Sunday, July 4, 2010

Starting Out or Starting Over?

I just came across a professional blogger who reminded me how important it is to wear the hat of "poverty mindset" when negotiating the purchase of income property. Okay "poverty mindset" goes completely against the grain of all us Tony Robbins disciples. You know, "you are what you think", "I can do what I believe I can do", etc. All good and important stuff, but not helpful if maintained at the "WRONG" time.

Have you ever noticed that when you've got a few bucks in your wallet, you tend to spend it? And later, you discover you didn't have as much as your remembered having, when you really wanted it? And then couldn't remember where the money went in the first place?

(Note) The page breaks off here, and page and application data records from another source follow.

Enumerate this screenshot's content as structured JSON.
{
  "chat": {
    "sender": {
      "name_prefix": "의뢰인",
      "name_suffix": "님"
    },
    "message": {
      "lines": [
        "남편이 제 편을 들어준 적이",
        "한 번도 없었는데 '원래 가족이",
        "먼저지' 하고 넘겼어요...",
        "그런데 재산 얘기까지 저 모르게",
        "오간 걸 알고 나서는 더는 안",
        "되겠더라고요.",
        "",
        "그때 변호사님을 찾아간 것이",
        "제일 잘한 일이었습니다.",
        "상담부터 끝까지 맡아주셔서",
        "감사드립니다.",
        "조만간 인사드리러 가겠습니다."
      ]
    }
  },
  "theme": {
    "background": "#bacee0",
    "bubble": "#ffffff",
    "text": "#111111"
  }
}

This is exactly what happens when we've got money in the bank and lots of credit when buying income property. We're tempted to spend and use up what we've got without REALLY analyzing whether or not we are actually negotiating the "best" deal for ourselves or not. We get lazy, and give in to prices that are too high. We are tempted to "get along" when we've got cash and credit.

When I first star ted investing I didn't have any cash or credit (I had some of each, but not enough for what I wanted to accomplish). As a result, I was literally forced to get creative and force deals to work that I could actually close on. This meant waiting for the juiciest deals and the most motivated sellers. I necessarily could not put a lot down, or depend on my credit and "overpay" for any real estate. It kept me on the narrow path of wealth. Later, when I had money and credit, I got lazy and would think "average" deals were just peachy. After all it didn't require all that pesky hunting and pecking for the really profitable deals. That was of course unbelievably stupid. This is where "buyer's remorse" was invented, I'm sure.

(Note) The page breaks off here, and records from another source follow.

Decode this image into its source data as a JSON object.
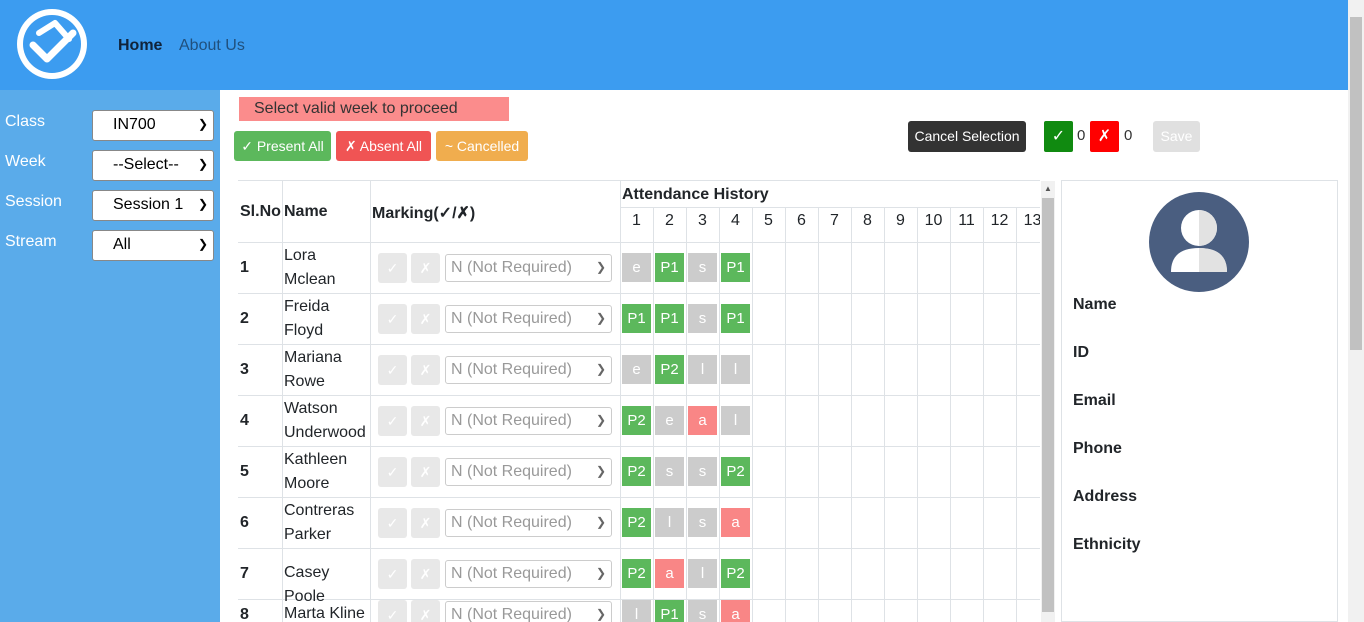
{
  "nav": {
    "home": "Home",
    "about": "About Us"
  },
  "sidebar": {
    "fields": [
      {
        "label": "Class",
        "value": "IN700"
      },
      {
        "label": "Week",
        "value": "--Select--"
      },
      {
        "label": "Session",
        "value": "Session 1"
      },
      {
        "label": "Stream",
        "value": "All"
      }
    ]
  },
  "warning": "Select valid week to proceed",
  "toolbar": {
    "present_all": "✓ Present All",
    "absent_all": "✗ Absent All",
    "cancelled": "~ Cancelled",
    "cancel_selection": "Cancel Selection",
    "present_icon": "✓",
    "present_count": "0",
    "absent_icon": "✗",
    "absent_count": "0",
    "save": "Save"
  },
  "table": {
    "headers": {
      "slno": "Sl.No",
      "name": "Name",
      "marking": "Marking(✓/✗)",
      "history": "Attendance History"
    },
    "week_cols": [
      "1",
      "2",
      "3",
      "4",
      "5",
      "6",
      "7",
      "8",
      "9",
      "10",
      "11",
      "12",
      "13"
    ],
    "mark_present": "✓",
    "mark_absent": "✗",
    "rows": [
      {
        "no": "1",
        "name": "Lora Mclean",
        "reason": "N (Not Required)",
        "history": [
          "e",
          "P1",
          "s",
          "P1"
        ]
      },
      {
        "no": "2",
        "name": "Freida Floyd",
        "reason": "N (Not Required)",
        "history": [
          "P1",
          "P1",
          "s",
          "P1"
        ]
      },
      {
        "no": "3",
        "name": "Mariana Rowe",
        "reason": "N (Not Required)",
        "history": [
          "e",
          "P2",
          "l",
          "l"
        ]
      },
      {
        "no": "4",
        "name": "Watson Underwood",
        "reason": "N (Not Required)",
        "history": [
          "P2",
          "e",
          "a",
          "l"
        ]
      },
      {
        "no": "5",
        "name": "Kathleen Moore",
        "reason": "N (Not Required)",
        "history": [
          "P2",
          "s",
          "s",
          "P2"
        ]
      },
      {
        "no": "6",
        "name": "Contreras Parker",
        "reason": "N (Not Required)",
        "history": [
          "P2",
          "l",
          "s",
          "a"
        ]
      },
      {
        "no": "7",
        "name": "Casey Poole",
        "reason": "N (Not Required)",
        "history": [
          "P2",
          "a",
          "l",
          "P2"
        ]
      },
      {
        "no": "8",
        "name": "Marta Kline",
        "reason": "N (Not Required)",
        "history": [
          "l",
          "P1",
          "s",
          "a"
        ]
      }
    ]
  },
  "profile": {
    "labels": [
      "Name",
      "ID",
      "Email",
      "Phone",
      "Address",
      "Ethnicity"
    ]
  },
  "colors": {
    "present": "#5cb85c",
    "absent": "#f98686",
    "other": "#cccccc",
    "nav": "#3c9cf0",
    "sidebar": "#5aabea"
  },
  "icons": {
    "logo": "checkmark-logo-icon",
    "avatar": "user-avatar-icon",
    "dropdown": "chevron-down-icon"
  }
}
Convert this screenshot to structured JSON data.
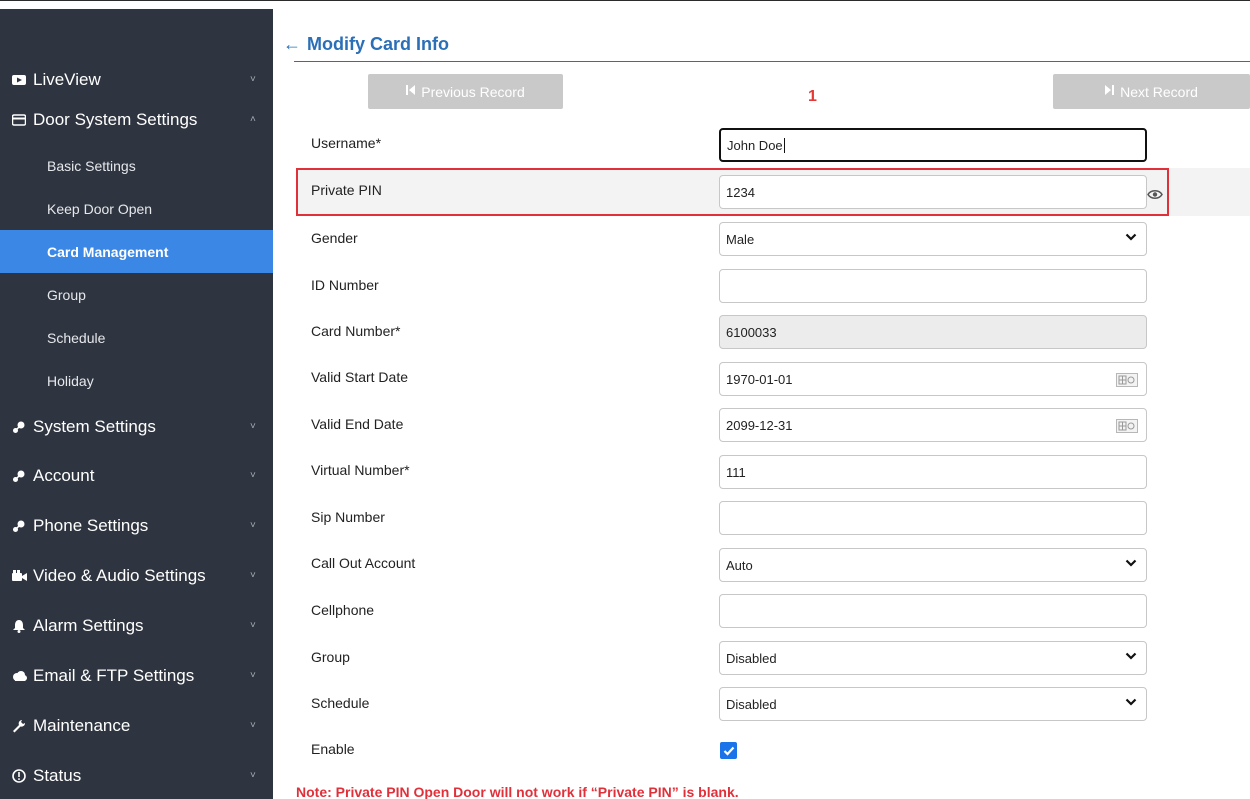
{
  "sidebar": {
    "items": [
      {
        "label": "LiveView",
        "icon": "tv-icon",
        "chev": "˅"
      },
      {
        "label": "Door System Settings",
        "icon": "door-icon",
        "chev": "˄"
      },
      {
        "label": "System Settings",
        "icon": "tools-icon",
        "chev": "˅"
      },
      {
        "label": "Account",
        "icon": "tools-icon",
        "chev": "˅"
      },
      {
        "label": "Phone Settings",
        "icon": "tools-icon",
        "chev": "˅"
      },
      {
        "label": "Video & Audio Settings",
        "icon": "video-icon",
        "chev": "˅"
      },
      {
        "label": "Alarm Settings",
        "icon": "bell-icon",
        "chev": "˅"
      },
      {
        "label": "Email & FTP Settings",
        "icon": "cloud-icon",
        "chev": "˅"
      },
      {
        "label": "Maintenance",
        "icon": "wrench-icon",
        "chev": "˅"
      },
      {
        "label": "Status",
        "icon": "info-icon",
        "chev": "˅"
      }
    ],
    "subitems": [
      {
        "label": "Basic Settings"
      },
      {
        "label": "Keep Door Open"
      },
      {
        "label": "Card Management",
        "active": true
      },
      {
        "label": "Group"
      },
      {
        "label": "Schedule"
      },
      {
        "label": "Holiday"
      }
    ]
  },
  "header": {
    "back": "←",
    "title": "Modify Card Info"
  },
  "records": {
    "prev_label": "Previous Record",
    "next_label": "Next Record",
    "index": "1"
  },
  "form": {
    "username": {
      "label": "Username*",
      "value": "John Doe"
    },
    "private_pin": {
      "label": "Private PIN",
      "value": "1234"
    },
    "gender": {
      "label": "Gender",
      "value": "Male"
    },
    "id_number": {
      "label": "ID Number",
      "value": ""
    },
    "card_number": {
      "label": "Card Number*",
      "value": "6100033"
    },
    "valid_start": {
      "label": "Valid Start Date",
      "value": "1970-01-01"
    },
    "valid_end": {
      "label": "Valid End Date",
      "value": "2099-12-31"
    },
    "virtual_number": {
      "label": "Virtual Number*",
      "value": "111"
    },
    "sip_number": {
      "label": "Sip Number",
      "value": ""
    },
    "call_out": {
      "label": "Call Out Account",
      "value": "Auto"
    },
    "cellphone": {
      "label": "Cellphone",
      "value": ""
    },
    "group": {
      "label": "Group",
      "value": "Disabled"
    },
    "schedule": {
      "label": "Schedule",
      "value": "Disabled"
    },
    "enable": {
      "label": "Enable",
      "checked": true
    }
  },
  "note": "Note: Private PIN Open Door will not work if “Private PIN” is blank.",
  "colors": {
    "sidebar_bg": "#2f3540",
    "active_item": "#3b87e6",
    "title_blue": "#2a6fb7",
    "alert_red": "#e0313b",
    "checkbox_blue": "#1a73e8"
  }
}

I am hearing about investors all the time, who over-pay and under-negotiate their real estate deals. Yep. I cringe at their ignorance and impatience. I really cringe that I would do that today, if I didn't know better I have done in the past.

Frankly, the laziness is short-lived regardless, or at least can only occur in spells, because eventually we run out of credit and/or cash once again. Then what? If we want to continue to invest we have to rediscover how to be creative in our real estate financing. Guess what? That's when we start really making the money again.

What's better, is we can just simply pretend we have neither credit, nor cash, and keep that hat on accordingly when we negotiate for deals, and then we can know that we're striking the most profitable deals for ourselves and not giving away too much...or paying too much.

It costs us a lot to wear the wrong hats during a negotiation.

Let me simply sum this all up with the instruction: "Keep the right hat on, at the right time".

If you'd like to know how to buy income property without one ounce of credit, and no down payments and keep the right hat on at the right time...
click here.

Friday, July 2, 2010

Sub2 And Multifamily Income Property

I'm in the throws of "master lease option" negotiations on two mid-sized apartment buildings in California.

One building has low rents and the other has missing rents. One seller wanted to know what happens to his credit if I missed a rent payment. The other one objected that I was making no guarantee that I would refinance before his loan came due.

These are great objections, because once they are met, then we get that much closer to a deal.

There's more.

I've re-learned never to negotiate over the phone. I was sandbagged on the phone two days ago by a seller who insisted they I tell him what I was going to offer him right then.

This was my second phone conversation. The first time I talked with him, I mentioned the out of state units that are presently master leased. He didn't flinch. However, this time, he was impatient to literally tell me to "go to....(a hot place down under), if I was going to suggest a master lease with him!"

Well, I'm used to flat rejections, but this is a time to remember that telling a seller over the phone what you want to do without first putting something in writing is a mistake. We need to make the offer in writing first (even if it's a letter of intent), and at worst followup on the phone after first submitting something in writing (with all the objections handled in writing).

It's all about the order of things.

Interestingly, I'm still gathering up potential objections to study. So the worse the seller's attitude is, the more I'm gathering ammo for my next "objection-meeting" presentation. The question I'm asking myself today is what my limit is on the security deposits? My thought was to offer only one or two month's worth of mortgage payments.

However, this one project is so underwater, that any money I give the seller is just money I can't use to cosmetically upgrade the project, keep it current, and make it more marketable. Hmmm.

Meanwhile, I'm sending out more letters this week to the same group of sellers I found online, and in my driving two months ago.
Anybody care to give me advice here?

Meanwhile if you would like to know more about taking over loans, getting the title, without credit or cash, click this sentence.